Common causes of constant fatigue
Low thyroid activity. If you’re experiencing constant fatigue it’s important to rule out hypothyroidism, a condition of low thyroid activity that causes fatigue and many other symptoms. More than 90 percent of hypothyroid cases in the United States are caused by an autoimmune disease called Hashimoto’s, in which the immune system attacks and destroys the thyroid gland. Hashimoto’s can be identified by positive TPO and TGB antibodies and should be addressed by managing the immune system, although thyroid hormone medication may still be necessary. Low thyroid activity can also be a result of other things, such as chronic stress or excess estrogen. Testing for TSH alone is not enough to assess a thyroid condition. For more information, read the book Why Do I Still Have Thyroid Symptoms? by Datis Kharrazian, and ask my office how we can help you manage low thyroid activity.
Blood sugar imbalance. Blood sugar imbalances are largely overlooked yet are a common cause of fatigue. Many people struggle with low blood sugar, high blood sugar (insulin resistance), or a combination of both. People with low blood sugar frequently skip meals, eat too little, or consume excess sweets and processed carbohydrates that cause blood sugar to spike and then plummet. When blood sugar is low people experience fatigue, lightheadedness, shakiness, feeling spaced-out and other symptoms.
Consuming excess sweets and processed carbohydrates and overeating may also lead to high blood sugar, or insulin resistance. People with insulin resistance often have difficulty falling asleep or sleeping well and frequently feel fatigue as a result. They also feel tired after meals, particularly meals high in carbohydrates.

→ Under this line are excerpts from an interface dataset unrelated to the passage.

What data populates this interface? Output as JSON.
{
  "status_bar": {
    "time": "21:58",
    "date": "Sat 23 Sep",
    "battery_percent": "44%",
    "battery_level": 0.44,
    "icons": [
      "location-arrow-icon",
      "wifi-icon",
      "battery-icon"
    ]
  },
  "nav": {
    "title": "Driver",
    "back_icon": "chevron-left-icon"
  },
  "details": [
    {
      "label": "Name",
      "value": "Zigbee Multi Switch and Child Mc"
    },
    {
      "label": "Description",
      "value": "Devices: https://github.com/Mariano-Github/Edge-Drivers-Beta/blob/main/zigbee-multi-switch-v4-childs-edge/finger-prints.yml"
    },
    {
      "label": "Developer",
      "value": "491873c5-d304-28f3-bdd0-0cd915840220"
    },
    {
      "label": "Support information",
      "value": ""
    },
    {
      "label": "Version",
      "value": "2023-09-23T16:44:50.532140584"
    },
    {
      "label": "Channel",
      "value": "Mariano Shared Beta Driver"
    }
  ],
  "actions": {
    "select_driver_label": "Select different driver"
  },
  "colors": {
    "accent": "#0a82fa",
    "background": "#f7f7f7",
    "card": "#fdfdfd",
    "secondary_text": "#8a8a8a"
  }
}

When struggling with fatigue, you should always evaluate your diet and eat foods that keep blood sugar stable, and eat frequently enough to prevent blood sugar from dropping too low. Managing blood sugar is also important to manage Hashimoto’s hypothyroidism.
Anemia. There are many kinds of anemia, but iron-deficiency anemia is the most common. The body uses iron to make hemoglobin, a part of blood cells that carries oxygen. Low iron deprives the body of oxygen and hence energy, causing fatigue. A common cause of iron-deficiency anemia is poor nutrient absorption due to undiagnosed celiac disease or gluten sensitivity, so gluten intolerance should be ruled out in cases of anemia. Other common causes of anemia are B12 deficiency, inflammation, or an autoimmune disease. It’s important to know which form of anemia is causing your fatigue as supplementing with iron when you don’t need it may cause toxic levels of iron. Although the body needs iron to function, in excess it is damaging.
It’s vital to manage anemia in order to manage any other condition, including Hashimoto’s hypothyroidism.
Adrenal fatigue. The adrenal glands sit atop each kidney and secrete adrenal hormones to help us respond to stress. Many people suffer from adrenal fatigue, a condition in which the adrenal glands produce insufficient stress hormones. Common symptoms are constant fatigue, low blood sugar, and low blood pressure. Poor adrenal function is always secondary to something else, such as chronic inflammation or poor diet. To support your adrenal health to combat fatigue, it’s important to find out what is stressing your body.
These are just a few causes of fatigue. Fatigue can be a sign of many different health disorders. Other things to consider are food intolerances, gut inflammation, hormonal imbalances, brain chemistry imbalances, dehydration, and of course lack of sleep.
Ask my office how we can help you manage fatigue and Hashimoto’s hypothyroidism.